Nature is highly parallel. Every molecule is interacting with other molecules, all at the same time. That tells us that all the natural processes are somehow intrinsically parallel, at least at the microscopic scale. We are going in the same direction in the context of parallel algorithms. Another thing that we learn from nature is that simple rules can lead to very complex phenomena. This is encouraging because it means that with somewhat simple models we can model complex phenomena. On the downside, however, nature tells us that we will never ever have enough computer memory to capture all the details of natural processes. That’s the challenge. We are trying to tackle this challenge by using wavelets, a method to represent and also analyse data. We use this compression technique for trying to identify what is important in a process and what is not, in order to retain only the important information because the memory size of even the largest supercomputers is limited.
How do wavelets work?
Wavelets basically provide a way of representing information by identifying data correlation. They are based on the so-called Refinement Equation: functions that can be expressed with a linear superposition of smaller functions of the same type. By blending functions of the same shape, which are just a bit translated and dilated, you can reproduce the big one. The coefficients associated with the tiny functions can very likely be replaced with just one coefficient, the one associated with the big function. This is where the compression starts.
What is for you the main fascinating aspect in your research?
Because of my supervisor Petros Koumoutsakos, I have the opportunity to play with leading-edge technology in computing, and I find it fascinating to couple this hardware technology with leading-edge numerical techniques. I spent most of my research time working with extraordinary people like Babak Hejazialhosseini and Michael Bergdorf. Each one of us came from a different background, but we share the same interdisciplinary vision. That drives me and it's why I am still here.

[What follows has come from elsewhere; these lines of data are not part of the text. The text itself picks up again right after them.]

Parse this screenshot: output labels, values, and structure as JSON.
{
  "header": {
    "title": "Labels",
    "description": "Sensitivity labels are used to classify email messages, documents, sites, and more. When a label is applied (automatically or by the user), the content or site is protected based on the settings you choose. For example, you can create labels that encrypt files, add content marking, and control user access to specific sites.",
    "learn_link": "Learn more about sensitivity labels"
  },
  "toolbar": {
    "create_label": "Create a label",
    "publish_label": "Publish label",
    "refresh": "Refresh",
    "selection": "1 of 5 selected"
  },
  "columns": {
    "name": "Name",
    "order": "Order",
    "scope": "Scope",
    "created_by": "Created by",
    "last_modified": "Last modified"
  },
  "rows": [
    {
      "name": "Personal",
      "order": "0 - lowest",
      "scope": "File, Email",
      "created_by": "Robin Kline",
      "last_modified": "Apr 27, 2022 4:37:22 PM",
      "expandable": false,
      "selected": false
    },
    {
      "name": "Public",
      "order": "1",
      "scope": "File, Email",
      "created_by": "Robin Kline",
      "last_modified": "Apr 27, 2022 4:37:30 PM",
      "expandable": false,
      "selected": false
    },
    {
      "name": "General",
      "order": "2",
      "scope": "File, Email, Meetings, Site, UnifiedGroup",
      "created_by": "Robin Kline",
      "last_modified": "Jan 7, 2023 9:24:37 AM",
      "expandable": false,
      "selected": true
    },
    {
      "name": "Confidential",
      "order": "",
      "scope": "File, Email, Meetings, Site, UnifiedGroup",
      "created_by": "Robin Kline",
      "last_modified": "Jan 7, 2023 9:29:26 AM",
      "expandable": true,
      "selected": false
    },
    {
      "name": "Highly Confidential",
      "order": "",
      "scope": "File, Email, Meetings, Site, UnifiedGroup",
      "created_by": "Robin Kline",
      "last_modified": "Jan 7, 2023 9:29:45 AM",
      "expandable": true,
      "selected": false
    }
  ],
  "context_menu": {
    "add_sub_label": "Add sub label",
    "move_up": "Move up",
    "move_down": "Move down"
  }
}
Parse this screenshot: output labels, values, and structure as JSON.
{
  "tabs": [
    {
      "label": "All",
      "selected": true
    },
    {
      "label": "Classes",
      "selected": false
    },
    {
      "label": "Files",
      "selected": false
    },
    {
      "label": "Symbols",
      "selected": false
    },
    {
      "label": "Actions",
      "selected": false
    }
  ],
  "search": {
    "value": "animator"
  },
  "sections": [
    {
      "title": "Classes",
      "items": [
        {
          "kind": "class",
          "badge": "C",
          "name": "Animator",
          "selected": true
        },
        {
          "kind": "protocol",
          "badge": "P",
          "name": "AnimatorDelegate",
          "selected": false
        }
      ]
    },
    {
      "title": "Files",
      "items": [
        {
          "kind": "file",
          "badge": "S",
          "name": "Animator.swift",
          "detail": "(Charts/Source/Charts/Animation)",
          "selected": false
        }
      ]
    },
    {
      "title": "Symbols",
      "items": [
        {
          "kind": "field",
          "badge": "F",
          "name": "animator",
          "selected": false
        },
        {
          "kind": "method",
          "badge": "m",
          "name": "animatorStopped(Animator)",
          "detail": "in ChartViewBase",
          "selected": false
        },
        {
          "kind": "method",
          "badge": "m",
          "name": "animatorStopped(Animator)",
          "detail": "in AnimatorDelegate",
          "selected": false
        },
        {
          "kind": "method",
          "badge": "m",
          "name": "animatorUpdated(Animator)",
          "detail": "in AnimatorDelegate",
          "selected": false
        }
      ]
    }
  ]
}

Do you have absolute freedom in your research?
So far, I had the luck to be very aligned with Petros' goals. The fact that we have the same scientific objectives gives me a lot of freedom.
You are at ETH for a long time……
Yes, but I am looking for a job (laughs).
Would you like to stay in academia?
Maybe. Most industrial enterprises want to either push the HPC and keep the numerical approaches simple or they want to push numerical techniques and keep HPC efforts low. But as I described before, the key is to push both.
What are your plans for the future?
One of the performance challenges in supercomputing is that we have to deal with a relatively poor memory bandwidth, due to the DRAM technology. It is very unlikely that simulations on future supercomputers will be compute-bound. Rather it will be bound by the memory size and bandwidth. That means that you can’t exploit the full compute power of the supercomputer because your application spends a lot of time in memory transfers. This problem has not been carefully addressed so far and is something that will matter more and more in the future. My personal research challenge would be to develop or investigate how different compression techniques can help solve this problem. With compressed data you increase the virtual bandwidth. The compression could be computationally expensive but because we can’t exploit the available compute power fully anyway, we have a free budget of CPU operations. If we spend a fraction of this budget of free floating point operations for compressing the data, we may get a higher memory-bandwidth. In general, what I would like to do in the next ten years is to finally tackle challenges that have not been solved so far and to do something that significantly improves the quality of human life.